15.50     Discussion

16.30     Close

 

2015 Colin Matthew Memorial Lecture: Timothy Garton Ash ‘Free Speech and the Study of History’

Colin Matthew 1Colin Matthew (1941-1999), Professor of Modern History (Oxford), was a long time Fellow of the Royal Historical Society (1976-1999). He served as its Literary Director from 1985-1989 and as a Vice-President from 1993-1997. Simultaneously a Fellow of the British Academy, Trustee of the National Portrait Gallery, Chairman of the Friends of the Bodleian Library, editor of the New Dictionary of National Biography, and much else besides, Colin was deeply committed to the principle that academic history should be accessible to a wide public. The lecture is named in his honour.


Timothy Garton Ash ‘Free Speech and the Study of History’

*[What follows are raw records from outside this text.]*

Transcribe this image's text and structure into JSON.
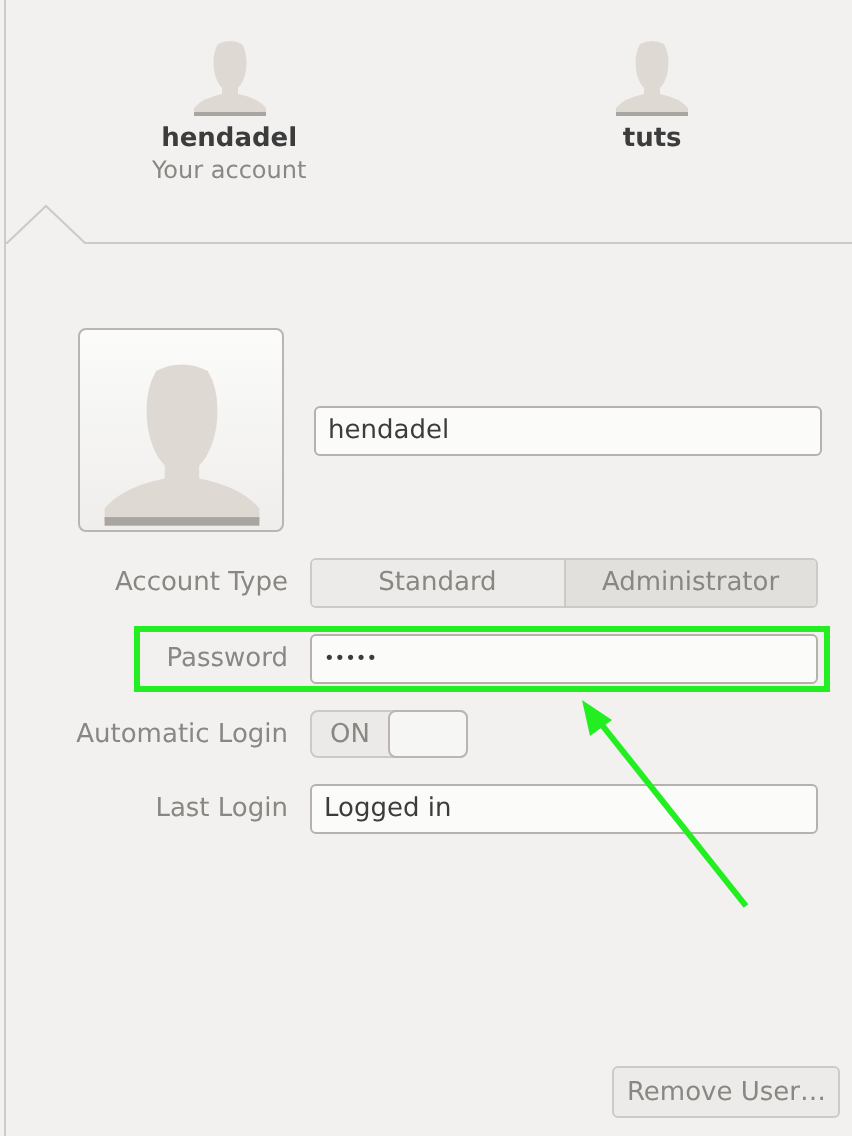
{
  "users": [
    {
      "name": "hendadel",
      "subtitle": "Your account"
    },
    {
      "name": "tuts"
    }
  ],
  "account": {
    "name": "hendadel",
    "account_type": {
      "label": "Account Type",
      "options": [
        {
          "label": "Standard",
          "selected": false
        },
        {
          "label": "Administrator",
          "selected": true
        }
      ]
    },
    "password": {
      "label": "Password",
      "value": "•••••",
      "highlighted": true
    },
    "automatic_login": {
      "label": "Automatic Login",
      "state_text": "ON",
      "on": true
    },
    "last_login": {
      "label": "Last Login",
      "value": "Logged in"
    }
  },
  "remove_button": "Remove User…"
}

A growing number of countries have so-called memory laws, ranging from the criminalisation of Holocaust denial, to prescriptions for the teaching of certain subjects, memorial days and public monuments. Which, if any, of these are justified? Which are more effective in combatting evils they are supposed to combat, based on misinterpretations of the past?

Timothy Garton Ash, who has just completed a book on free speech, will argue that phenomena such as Holocaust denial are better contested by the completely free, robust exchange of scholarly, journalistic and political debate, and that the state should not use its coercive power to limit the study of history.

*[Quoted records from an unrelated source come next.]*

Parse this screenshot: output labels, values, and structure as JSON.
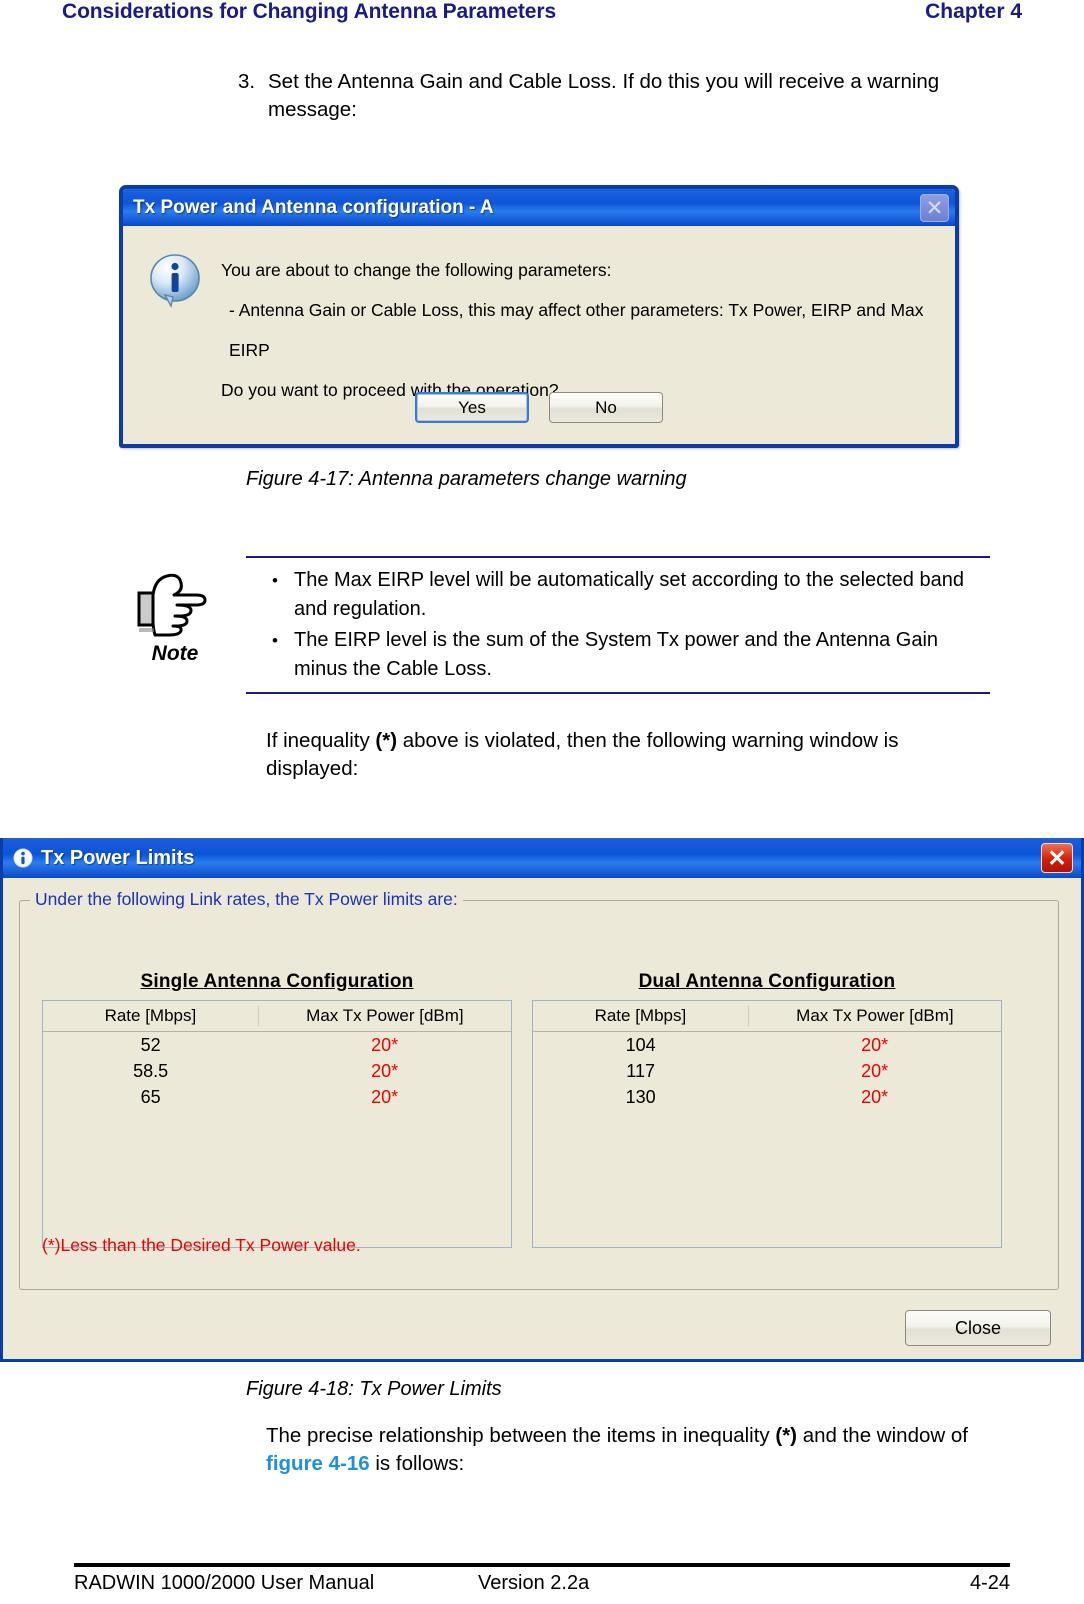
{
  "running_head": {
    "left": "Considerations for Changing Antenna Parameters",
    "right": "Chapter 4",
    "color": "#1a1a8c"
  },
  "step": {
    "number": "3.",
    "text": "Set the Antenna Gain and Cable Loss. If do this you will receive a warning message:"
  },
  "dialog_warning": {
    "title": "Tx Power and Antenna configuration - A",
    "close_icon": "close-x-icon",
    "info_icon": "info-icon",
    "message_line1": "You are about to change the following parameters:",
    "message_line2": "- Antenna Gain or Cable Loss, this may affect other parameters: Tx Power, EIRP and Max EIRP",
    "message_line3": "Do you want to proceed with the operation?",
    "yes_label": "Yes",
    "no_label": "No"
  },
  "figure_17_caption": "Figure 4-17: Antenna parameters change warning",
  "note": {
    "label": "Note",
    "icon": "pointing-hand-icon",
    "bullets": [
      "The Max EIRP level will be automatically set according to the selected band and regulation.",
      "The EIRP level is the sum of the System Tx power and the Antenna Gain minus the Cable Loss."
    ]
  },
  "paragraph_inequality": {
    "part1": "If inequality ",
    "bold1": "(*)",
    "part2": " above is violated, then the following warning window is displayed:"
  },
  "dialog_limits": {
    "title": "Tx Power Limits",
    "title_icon": "info-icon",
    "close_icon": "close-x-icon",
    "group_title": "Under the following Link rates, the Tx Power limits are:",
    "tables": [
      {
        "heading": "Single Antenna Configuration",
        "columns": [
          "Rate [Mbps]",
          "Max Tx Power [dBm]"
        ],
        "rows": [
          [
            "52",
            "20*"
          ],
          [
            "58.5",
            "20*"
          ],
          [
            "65",
            "20*"
          ]
        ]
      },
      {
        "heading": "Dual Antenna Configuration",
        "columns": [
          "Rate [Mbps]",
          "Max Tx Power [dBm]"
        ],
        "rows": [
          [
            "104",
            "20*"
          ],
          [
            "117",
            "20*"
          ],
          [
            "130",
            "20*"
          ]
        ]
      }
    ],
    "footnote": "(*)Less than the Desired Tx Power value.",
    "footnote_color": "#ee0000",
    "close_label": "Close"
  },
  "figure_18_caption": "Figure 4-18: Tx Power Limits",
  "paragraph_relationship": {
    "part1": "The precise relationship between the items in inequality ",
    "bold1": "(*)",
    "part2": " and the window of ",
    "xref": "figure 4-16",
    "part3": " is follows:"
  },
  "footer": {
    "manual": "RADWIN 1000/2000 User Manual",
    "version": "Version  2.2a",
    "page": "4-24"
  }
}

Contributor Tim Garton Ash of st Antony s college Oxford Pic Rob JudgesTimothy Garton Ash is the author of nine books of political writing or ‘history of the present’ which have charted the transformation of Europe over the last thirty years. He is Professor of European Studies in the University of Oxford, Isaiah Berlin Professorial Fellow at St Antony’s College, Oxford, and a Senior Fellow at the Hoover Institution, Stanford University.

You do not need to register for this free public event. It will be run on a “first come, first served” basis, so please feel free to arrive a little early to ensure that you can get a seat. Doors will be opened half an hour before the start of the event.

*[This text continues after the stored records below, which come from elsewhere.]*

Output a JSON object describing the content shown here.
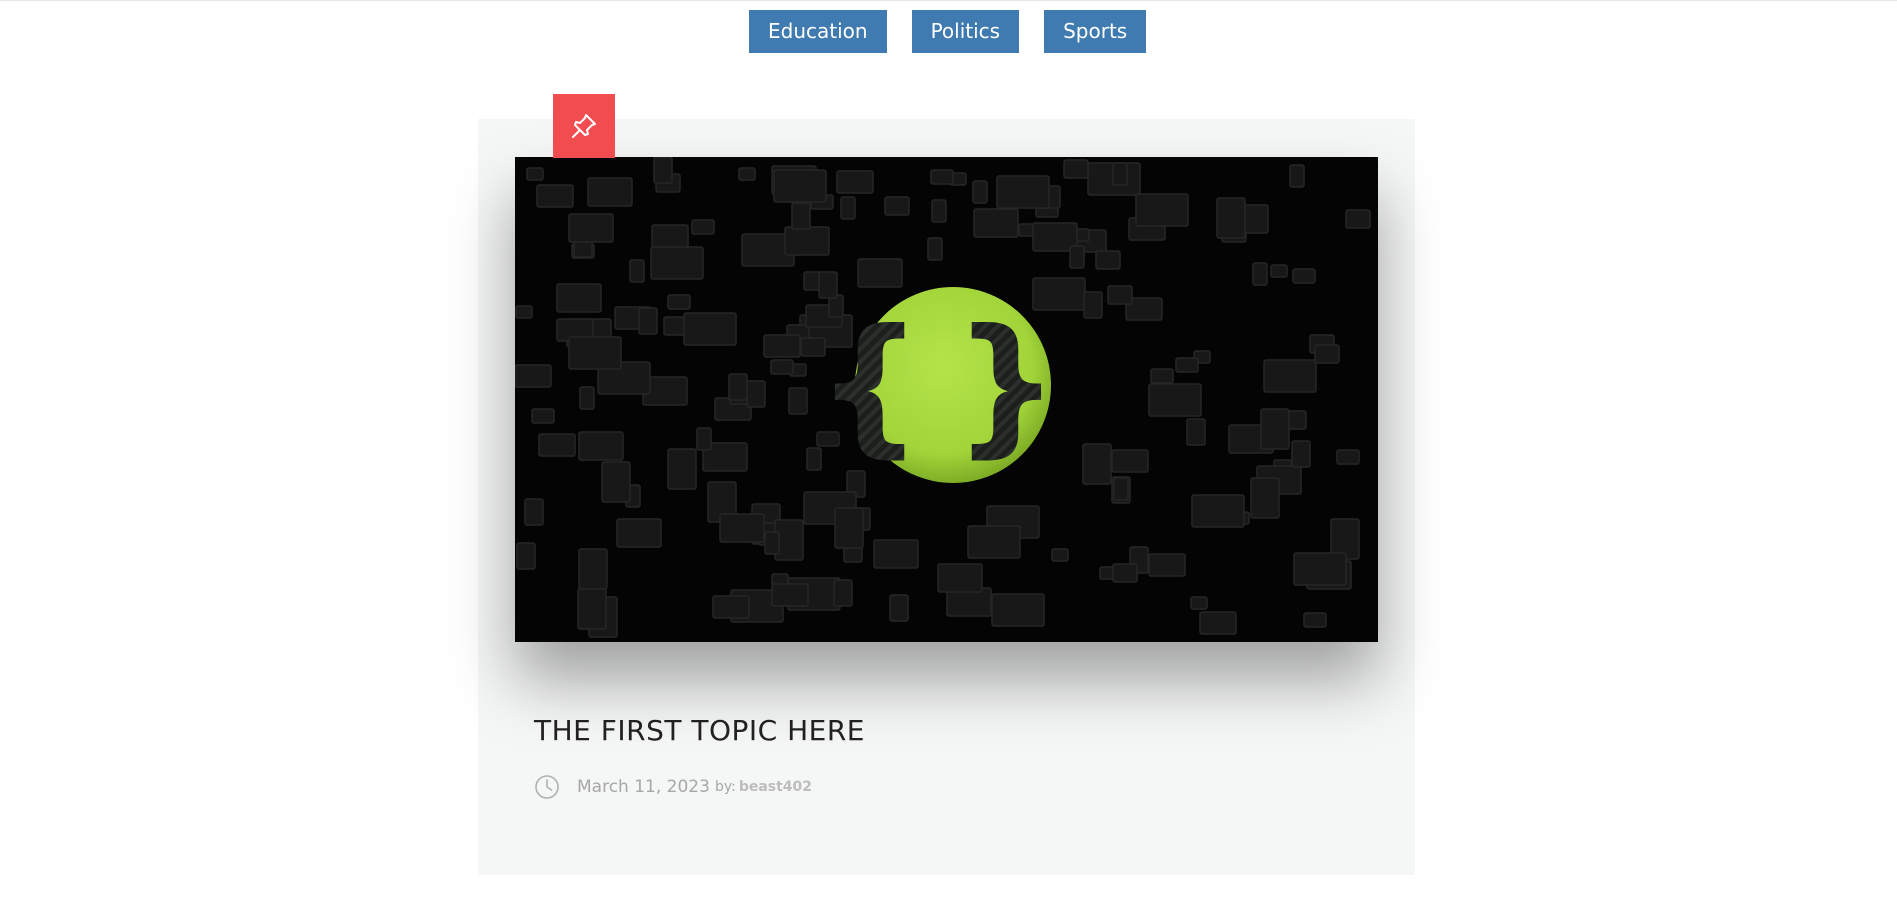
{
  "categories": [
    {
      "label": "Education"
    },
    {
      "label": "Politics"
    },
    {
      "label": "Sports"
    }
  ],
  "post": {
    "title": "THE FIRST TOPIC HERE",
    "date": "March 11, 2023",
    "by_label": "by:",
    "author": "beast402",
    "pinned": true,
    "image_logo": "curly-braces-logo"
  },
  "colors": {
    "category_button": "#3f7bb0",
    "pin_badge": "#f14c4f",
    "card_background": "#f5f6f6",
    "logo_green": "#a6d83c"
  },
  "icons": {
    "pin": "pushpin-icon",
    "clock": "clock-icon"
  }
}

The Colin Matthew Memorial Lecture for Public Understanding of History is co-hosted
by Gresham College and the Royal Historical Society.

Colin Matthew 2

Colin Matthew

 

 

Professor Elizabeth Harvey ‘Last resort or key resource? Female foreign labour, the Reich labour administration and the Nazi war effort’

RHS Lecture, Friday 25th September, 6pm, Gustave Tuck LT, UCL

Foreign labour was an essential resource for the Nazi war economy: by September 1944, around six million civilian labourers from across Europe were working in the Reich. Any initial readiness on the part of the peoples of Nazi-occupied Europe to volunteer for work in the Reich had quickly dissipated as the harsh and often vicious treatment of foreign workers became known. The abuse and exploitation of foreign forced labourers by the Nazi regime is well documented. Less well understood is why women formed such a substantial proportion of the labour recruited or forcibly deported from occupied Poland and the occupied Soviet territories: in September 1944, over 50% of Soviet civilian forced labourers and more than a third of Polish forced labourers were women. This lecture explores the factors influencing the demand for and the supply of female foreign labour from occupied Eastern Europe, particularly after the appointment of Fritz Sauckel as the head of labour mobilization in March 1942. It will consider the explanations offered hitherto for the large-scale deployment of female foreign workers from Eastern Europe, and examine the contradictions of Nazi policy towards them within two interlocking systems of control: the regime’s regimentation of labour and its racist mechanisms for controlling human reproduction.

Elizabeth Harvey is Professor of History at the University of Nottingham. Her publications includeYouth and the Welfare State in Weimar Germany (1993) and Women and the Nazi East: Agents and Witnesses of Germanization (2003). She is a member of the historians’ commission appointed by the German Federal Ministry of Labour to oversee the research project on the history of the Reich Labour Ministry under National Socialism.

Bundesarchiv, Bild 183/B19880, Photo: Knoedler, 1942. Creative Commons CC-BY-SA 3.0Bundesarchiv, Bild 183-B19880 / photo: Knoedler

License CC-BY-SA 3.0